During most of the Spanish colonial period, this territory was called "Upper Peru" or "Charcas" and was under the authority of the Viceroy of Lima. Local government came from the Audiencia de Charcas located in Chuquisaca (La Plata — modern Sucre). Bolivian silver mines produced much of the Spanish empire's wealth, and Potosí, site of the famed Cerro Rico — "Rich Mountain" — was, for many years, the largest city in the Western Hemisphere. A steady stream of enslaved Indians served as labor force. As Spanish royal authority weakened during the Napoleonic wars, sentiment against colonial rule grew.

Independence was proclaimed in 1809, but 16 years of struggle followed before the establishment of the republic, named for Simón Bolívar, on August 6, 1825 (see Bolivian War of Independence).

Independence did not bring stability. For nearly 60 years, coups and short-lived constitutions dominated Bolivian politics. Bolivia's weakness was demonstrated during the War of the Pacific (1879–83), when it lost its seacoast, and the adjoining rich nitrate fields, together with the port of Antofagasta, to Chile.

An increase in the world price of silver brought Bolivia a measure of relative prosperity and political stability in the late 1800s. During the early part of the 20th century, tin replaced silver as the country's most important source of wealth. A succession of governments controlled by the economic and social elites followed laissez-faire capitalist policies through the first third of the century.

The Nationalist Revolutionary Movement (MNR) emerged as a broadly based party. Denied its victory in the 1951 presidential elections, the MNR led the successful 1952 revolution. Under President Víctor Paz Estenssoro, the MNR introduced universal adult suffrage, carried out a sweeping land reform, promoted rural education, and nationalized the country's largest tin mines.
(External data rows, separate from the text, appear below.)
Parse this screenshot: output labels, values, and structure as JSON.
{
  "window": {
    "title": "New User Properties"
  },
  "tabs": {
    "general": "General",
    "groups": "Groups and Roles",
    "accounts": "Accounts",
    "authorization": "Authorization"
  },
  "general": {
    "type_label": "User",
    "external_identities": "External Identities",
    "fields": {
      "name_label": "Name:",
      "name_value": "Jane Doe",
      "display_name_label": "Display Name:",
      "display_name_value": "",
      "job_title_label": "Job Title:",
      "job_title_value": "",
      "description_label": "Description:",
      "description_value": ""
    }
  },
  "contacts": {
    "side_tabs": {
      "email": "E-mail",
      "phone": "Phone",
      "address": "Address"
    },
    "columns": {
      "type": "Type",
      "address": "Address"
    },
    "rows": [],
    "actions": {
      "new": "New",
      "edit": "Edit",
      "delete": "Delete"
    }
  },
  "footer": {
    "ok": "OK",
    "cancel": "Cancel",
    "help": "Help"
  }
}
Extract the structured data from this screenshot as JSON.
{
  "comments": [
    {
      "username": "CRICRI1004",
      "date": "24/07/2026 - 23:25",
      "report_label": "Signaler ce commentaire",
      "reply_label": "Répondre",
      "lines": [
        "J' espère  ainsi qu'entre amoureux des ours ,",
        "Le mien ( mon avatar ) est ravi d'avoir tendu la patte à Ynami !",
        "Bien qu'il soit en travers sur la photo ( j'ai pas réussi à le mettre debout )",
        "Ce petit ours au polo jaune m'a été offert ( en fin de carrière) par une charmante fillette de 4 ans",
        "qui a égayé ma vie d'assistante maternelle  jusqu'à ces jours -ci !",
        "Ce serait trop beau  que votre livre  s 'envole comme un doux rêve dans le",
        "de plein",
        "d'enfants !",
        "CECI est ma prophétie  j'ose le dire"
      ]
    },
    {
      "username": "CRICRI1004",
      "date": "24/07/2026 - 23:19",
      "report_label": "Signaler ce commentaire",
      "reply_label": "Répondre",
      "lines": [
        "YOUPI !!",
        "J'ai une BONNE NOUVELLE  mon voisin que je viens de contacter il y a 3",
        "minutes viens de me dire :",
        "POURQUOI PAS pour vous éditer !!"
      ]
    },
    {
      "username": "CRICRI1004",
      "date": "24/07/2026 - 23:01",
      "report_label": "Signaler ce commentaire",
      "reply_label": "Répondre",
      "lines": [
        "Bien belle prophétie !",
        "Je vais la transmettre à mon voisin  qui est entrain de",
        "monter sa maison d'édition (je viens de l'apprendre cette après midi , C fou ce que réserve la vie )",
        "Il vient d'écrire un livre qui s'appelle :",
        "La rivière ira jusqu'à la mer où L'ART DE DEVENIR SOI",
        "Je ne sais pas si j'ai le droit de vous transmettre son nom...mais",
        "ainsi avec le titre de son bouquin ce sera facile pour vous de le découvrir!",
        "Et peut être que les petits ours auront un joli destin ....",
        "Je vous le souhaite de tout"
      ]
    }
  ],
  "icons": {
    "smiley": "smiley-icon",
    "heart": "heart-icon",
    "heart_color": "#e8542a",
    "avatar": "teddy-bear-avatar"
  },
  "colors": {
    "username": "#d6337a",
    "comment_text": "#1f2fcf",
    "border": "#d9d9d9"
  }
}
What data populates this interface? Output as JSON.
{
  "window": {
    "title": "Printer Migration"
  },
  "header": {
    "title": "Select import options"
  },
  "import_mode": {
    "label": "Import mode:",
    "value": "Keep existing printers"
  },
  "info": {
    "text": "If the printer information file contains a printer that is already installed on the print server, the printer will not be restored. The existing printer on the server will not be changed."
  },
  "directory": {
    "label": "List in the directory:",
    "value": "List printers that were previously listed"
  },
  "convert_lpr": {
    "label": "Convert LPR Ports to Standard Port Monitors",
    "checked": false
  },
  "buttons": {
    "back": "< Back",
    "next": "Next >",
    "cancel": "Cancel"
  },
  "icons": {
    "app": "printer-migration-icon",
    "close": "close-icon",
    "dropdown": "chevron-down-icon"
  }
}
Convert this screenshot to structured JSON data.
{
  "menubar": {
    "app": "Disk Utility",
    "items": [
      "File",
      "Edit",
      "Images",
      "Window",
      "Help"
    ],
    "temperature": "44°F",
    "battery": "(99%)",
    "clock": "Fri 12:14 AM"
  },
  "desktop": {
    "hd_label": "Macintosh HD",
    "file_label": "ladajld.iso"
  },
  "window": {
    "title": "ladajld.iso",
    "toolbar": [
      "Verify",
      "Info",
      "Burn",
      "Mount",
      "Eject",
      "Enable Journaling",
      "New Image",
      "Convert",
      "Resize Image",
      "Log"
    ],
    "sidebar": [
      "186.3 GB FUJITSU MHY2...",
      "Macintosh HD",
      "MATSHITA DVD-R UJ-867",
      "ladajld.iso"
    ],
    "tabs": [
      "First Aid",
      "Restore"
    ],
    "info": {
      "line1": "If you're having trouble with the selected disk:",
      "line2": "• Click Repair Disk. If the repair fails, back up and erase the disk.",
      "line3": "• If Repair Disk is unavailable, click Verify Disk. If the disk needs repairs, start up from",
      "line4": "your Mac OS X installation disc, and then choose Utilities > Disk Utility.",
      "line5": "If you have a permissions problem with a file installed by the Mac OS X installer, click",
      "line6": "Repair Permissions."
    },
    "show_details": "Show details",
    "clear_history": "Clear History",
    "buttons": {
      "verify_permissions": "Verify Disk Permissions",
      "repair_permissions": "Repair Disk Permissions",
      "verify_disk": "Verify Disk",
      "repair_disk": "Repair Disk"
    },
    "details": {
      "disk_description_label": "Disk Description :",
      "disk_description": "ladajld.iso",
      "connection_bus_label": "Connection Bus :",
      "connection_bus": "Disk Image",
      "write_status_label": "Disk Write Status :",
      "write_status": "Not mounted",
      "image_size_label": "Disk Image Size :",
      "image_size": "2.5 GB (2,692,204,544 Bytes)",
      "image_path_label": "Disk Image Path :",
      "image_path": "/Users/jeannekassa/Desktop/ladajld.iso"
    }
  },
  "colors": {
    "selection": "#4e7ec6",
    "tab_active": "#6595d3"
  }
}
Elections in 1978, 1979, and 1980 were inconclusive and marked by fraud. There were coups, counter-coups, and caretaker governments. In 1980, Gen. Luis García Meza Tejada carried out a ruthless and violent coup. His government was notorious or human rights abuses, narcotics trafficking, and economic mismanagement. Later convicted in absentia for crimes, including murder, García Meza was extradited from Brazil and began serving a 30-year sentence in 1995.

 

After a military rebellion forced out García Meza in 1981, three other military governments in 14 months struggled with Bolivia's growing problems. Unrest forced the military to convoke the Congress elected in 1980 and allow it to choose a new chief executive. In October 1982, twenty-two years after the end of his first term of office (1956-60), Hernán Siles Zuazo again became President. Severe social tension, exacerbated by economic mismanagement and weak leadership, forced him to call early elections and relinquish power a year before the end of his constitutional term.

A civil war was averted when, on June 9th, 157 members of the congress and senate converged on the Casa de La Libertad in Sucre, Bolivia and nominated Eduardo Rodriguez, the current President of the Supreme Court, to the Presidency at the eleventh hour. President Rodriguez, to avert a civil war, has promised to hold new national elections on November of 2005; nevertheless civil unrest continues.

 

This article is licensed under the GNU Free Documentation License. It uses material from the Wikipedia article "Bolivia".